EXERCISE: Read through the lines below and copy the ones holding the string "image".

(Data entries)
**********

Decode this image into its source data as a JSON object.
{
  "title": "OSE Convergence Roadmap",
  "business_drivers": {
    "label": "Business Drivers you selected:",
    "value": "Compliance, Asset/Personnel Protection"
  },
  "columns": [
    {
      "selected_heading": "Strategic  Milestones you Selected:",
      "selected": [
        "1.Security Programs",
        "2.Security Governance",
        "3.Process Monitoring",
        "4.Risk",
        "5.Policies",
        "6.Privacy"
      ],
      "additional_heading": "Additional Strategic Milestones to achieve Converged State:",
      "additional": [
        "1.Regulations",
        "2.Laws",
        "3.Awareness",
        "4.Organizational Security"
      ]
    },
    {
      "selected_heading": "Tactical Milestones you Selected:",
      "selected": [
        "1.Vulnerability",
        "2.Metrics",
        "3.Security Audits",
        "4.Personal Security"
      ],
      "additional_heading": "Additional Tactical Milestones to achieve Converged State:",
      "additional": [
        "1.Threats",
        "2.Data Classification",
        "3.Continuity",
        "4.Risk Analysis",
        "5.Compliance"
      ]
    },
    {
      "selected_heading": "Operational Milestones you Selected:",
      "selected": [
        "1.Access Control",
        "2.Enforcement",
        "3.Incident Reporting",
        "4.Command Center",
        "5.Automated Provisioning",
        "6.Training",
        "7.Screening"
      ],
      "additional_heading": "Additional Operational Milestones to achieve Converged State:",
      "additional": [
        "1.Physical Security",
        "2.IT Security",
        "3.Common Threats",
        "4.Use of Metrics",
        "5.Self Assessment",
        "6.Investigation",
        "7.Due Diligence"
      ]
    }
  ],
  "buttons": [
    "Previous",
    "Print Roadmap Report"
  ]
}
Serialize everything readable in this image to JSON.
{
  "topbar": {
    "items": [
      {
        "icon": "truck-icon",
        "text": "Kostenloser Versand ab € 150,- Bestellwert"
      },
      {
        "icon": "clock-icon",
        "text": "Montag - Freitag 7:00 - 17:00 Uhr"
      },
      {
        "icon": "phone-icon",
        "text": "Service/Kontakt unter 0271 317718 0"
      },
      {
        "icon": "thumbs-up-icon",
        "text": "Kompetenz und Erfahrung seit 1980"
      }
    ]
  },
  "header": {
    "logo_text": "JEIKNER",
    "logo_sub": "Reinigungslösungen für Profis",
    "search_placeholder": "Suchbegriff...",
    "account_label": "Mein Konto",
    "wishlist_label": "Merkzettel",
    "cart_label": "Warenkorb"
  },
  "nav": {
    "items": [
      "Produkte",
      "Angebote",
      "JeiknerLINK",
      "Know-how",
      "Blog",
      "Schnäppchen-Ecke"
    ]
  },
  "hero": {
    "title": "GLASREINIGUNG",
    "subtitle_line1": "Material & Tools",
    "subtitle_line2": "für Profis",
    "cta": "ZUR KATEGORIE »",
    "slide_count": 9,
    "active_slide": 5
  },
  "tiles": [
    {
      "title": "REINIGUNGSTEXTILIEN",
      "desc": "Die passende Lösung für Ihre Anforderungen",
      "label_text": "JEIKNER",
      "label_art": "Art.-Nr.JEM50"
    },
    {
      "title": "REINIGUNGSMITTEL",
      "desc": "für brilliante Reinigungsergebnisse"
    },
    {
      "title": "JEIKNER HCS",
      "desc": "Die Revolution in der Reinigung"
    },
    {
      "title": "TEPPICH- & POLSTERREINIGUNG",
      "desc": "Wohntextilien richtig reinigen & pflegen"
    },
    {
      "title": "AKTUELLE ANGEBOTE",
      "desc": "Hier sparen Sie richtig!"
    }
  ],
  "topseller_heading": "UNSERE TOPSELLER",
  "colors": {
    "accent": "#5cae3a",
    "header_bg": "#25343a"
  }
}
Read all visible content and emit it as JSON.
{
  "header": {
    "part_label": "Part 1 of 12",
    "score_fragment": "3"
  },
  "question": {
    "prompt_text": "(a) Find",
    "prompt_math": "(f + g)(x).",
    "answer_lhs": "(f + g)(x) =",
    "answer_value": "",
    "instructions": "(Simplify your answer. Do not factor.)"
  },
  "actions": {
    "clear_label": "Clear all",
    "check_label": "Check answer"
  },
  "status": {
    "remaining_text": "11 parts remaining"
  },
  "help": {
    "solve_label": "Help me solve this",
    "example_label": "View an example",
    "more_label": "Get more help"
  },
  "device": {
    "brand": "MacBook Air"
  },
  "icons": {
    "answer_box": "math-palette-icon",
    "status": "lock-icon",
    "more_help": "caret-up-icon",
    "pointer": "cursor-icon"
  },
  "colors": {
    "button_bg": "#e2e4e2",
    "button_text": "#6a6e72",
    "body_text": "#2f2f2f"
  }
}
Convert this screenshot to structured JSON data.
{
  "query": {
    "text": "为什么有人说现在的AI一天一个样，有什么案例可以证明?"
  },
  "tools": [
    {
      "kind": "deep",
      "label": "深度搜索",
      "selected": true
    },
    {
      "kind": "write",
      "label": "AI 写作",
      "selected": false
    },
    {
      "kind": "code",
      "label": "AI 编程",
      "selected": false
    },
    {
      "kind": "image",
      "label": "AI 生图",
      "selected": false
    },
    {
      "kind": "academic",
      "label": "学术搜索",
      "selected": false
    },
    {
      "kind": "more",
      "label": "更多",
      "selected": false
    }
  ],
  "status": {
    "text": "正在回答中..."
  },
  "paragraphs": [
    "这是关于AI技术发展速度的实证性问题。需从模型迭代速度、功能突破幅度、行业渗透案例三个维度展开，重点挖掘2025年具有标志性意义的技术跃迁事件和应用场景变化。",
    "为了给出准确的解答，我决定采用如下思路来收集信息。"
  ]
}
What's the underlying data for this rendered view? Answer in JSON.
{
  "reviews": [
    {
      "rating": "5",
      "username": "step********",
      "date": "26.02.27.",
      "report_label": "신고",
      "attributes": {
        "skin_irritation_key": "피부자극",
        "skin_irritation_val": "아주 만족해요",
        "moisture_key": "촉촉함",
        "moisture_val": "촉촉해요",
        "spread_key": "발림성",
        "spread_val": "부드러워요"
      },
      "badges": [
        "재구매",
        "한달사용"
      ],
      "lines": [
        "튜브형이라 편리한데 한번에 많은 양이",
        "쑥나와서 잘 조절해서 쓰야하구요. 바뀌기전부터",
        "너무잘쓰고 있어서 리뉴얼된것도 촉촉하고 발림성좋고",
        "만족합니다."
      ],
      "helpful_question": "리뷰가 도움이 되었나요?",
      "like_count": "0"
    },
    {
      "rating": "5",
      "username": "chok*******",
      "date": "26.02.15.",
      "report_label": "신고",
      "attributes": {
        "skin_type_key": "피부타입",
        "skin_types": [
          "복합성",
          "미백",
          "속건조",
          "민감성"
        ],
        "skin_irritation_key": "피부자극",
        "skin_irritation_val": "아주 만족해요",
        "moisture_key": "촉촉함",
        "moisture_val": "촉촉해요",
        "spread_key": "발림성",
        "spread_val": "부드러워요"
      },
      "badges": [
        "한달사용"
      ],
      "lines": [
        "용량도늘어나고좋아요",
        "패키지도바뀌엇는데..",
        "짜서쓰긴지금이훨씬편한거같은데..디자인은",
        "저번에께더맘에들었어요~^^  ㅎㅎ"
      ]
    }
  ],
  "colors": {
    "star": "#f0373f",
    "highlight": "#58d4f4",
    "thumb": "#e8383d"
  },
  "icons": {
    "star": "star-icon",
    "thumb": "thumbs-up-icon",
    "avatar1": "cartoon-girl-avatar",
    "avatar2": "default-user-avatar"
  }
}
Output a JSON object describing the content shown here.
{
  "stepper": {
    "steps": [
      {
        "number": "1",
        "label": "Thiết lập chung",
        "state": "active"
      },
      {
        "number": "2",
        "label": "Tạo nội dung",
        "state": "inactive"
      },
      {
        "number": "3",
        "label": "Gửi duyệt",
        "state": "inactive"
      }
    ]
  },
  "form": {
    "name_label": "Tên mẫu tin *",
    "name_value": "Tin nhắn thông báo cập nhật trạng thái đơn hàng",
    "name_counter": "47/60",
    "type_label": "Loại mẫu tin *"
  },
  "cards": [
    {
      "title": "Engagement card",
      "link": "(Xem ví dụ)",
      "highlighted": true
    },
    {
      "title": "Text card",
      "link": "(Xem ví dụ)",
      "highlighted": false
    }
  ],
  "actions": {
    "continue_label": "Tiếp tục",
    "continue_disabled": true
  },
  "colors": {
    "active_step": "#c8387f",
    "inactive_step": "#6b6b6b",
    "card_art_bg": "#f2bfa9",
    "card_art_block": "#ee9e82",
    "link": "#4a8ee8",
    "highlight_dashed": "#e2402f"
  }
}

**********

ANSWER SECTION:
Decode this image into its source data as a JSON object.
Serialize everything readable in this image to JSON.
      "kind": "image",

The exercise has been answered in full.